▶ [EXERCISE AIM]: Copy out each line from the material where the word "value" is found.

▶ [INFORMATION SUPPLIED]:
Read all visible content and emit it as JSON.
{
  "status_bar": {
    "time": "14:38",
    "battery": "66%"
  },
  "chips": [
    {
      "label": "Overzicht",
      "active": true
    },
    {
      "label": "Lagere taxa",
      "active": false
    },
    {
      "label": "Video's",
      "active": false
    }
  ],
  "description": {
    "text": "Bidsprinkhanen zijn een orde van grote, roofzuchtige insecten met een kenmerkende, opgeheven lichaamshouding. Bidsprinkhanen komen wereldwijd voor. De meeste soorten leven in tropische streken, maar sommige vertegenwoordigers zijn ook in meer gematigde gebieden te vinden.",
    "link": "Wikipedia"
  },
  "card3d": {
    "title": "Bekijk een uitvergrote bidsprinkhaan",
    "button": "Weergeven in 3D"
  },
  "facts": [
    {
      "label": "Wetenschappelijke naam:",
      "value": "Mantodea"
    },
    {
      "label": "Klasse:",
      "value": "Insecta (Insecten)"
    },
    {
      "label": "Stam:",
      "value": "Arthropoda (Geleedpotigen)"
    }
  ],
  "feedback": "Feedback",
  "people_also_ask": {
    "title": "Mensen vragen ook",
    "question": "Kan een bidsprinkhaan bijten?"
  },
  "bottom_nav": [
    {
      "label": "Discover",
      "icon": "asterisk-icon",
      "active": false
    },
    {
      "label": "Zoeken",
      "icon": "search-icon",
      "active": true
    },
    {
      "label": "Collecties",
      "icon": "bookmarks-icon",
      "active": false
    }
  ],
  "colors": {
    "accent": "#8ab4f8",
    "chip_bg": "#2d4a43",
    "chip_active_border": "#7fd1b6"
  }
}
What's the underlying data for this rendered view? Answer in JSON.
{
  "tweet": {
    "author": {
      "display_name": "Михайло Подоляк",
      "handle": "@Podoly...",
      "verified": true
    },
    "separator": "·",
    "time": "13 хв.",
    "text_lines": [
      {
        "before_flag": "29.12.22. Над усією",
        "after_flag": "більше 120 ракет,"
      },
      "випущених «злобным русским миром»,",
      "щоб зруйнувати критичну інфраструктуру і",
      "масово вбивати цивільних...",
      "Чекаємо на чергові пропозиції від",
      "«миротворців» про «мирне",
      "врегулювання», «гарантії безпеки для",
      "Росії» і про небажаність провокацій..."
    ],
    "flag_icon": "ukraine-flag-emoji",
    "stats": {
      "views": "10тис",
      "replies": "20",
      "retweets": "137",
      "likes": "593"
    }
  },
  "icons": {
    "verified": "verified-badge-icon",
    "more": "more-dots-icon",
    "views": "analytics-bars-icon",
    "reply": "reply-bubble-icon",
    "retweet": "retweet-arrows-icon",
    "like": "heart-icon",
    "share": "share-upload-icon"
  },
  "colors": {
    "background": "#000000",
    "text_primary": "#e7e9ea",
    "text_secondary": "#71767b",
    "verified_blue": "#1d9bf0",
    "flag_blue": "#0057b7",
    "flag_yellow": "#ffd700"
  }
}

▶ [REPLY]:
      "value": "Mantodea"
      "value": "Insecta (Insecten)"
      "value": "Arthropoda (Geleedpotigen)"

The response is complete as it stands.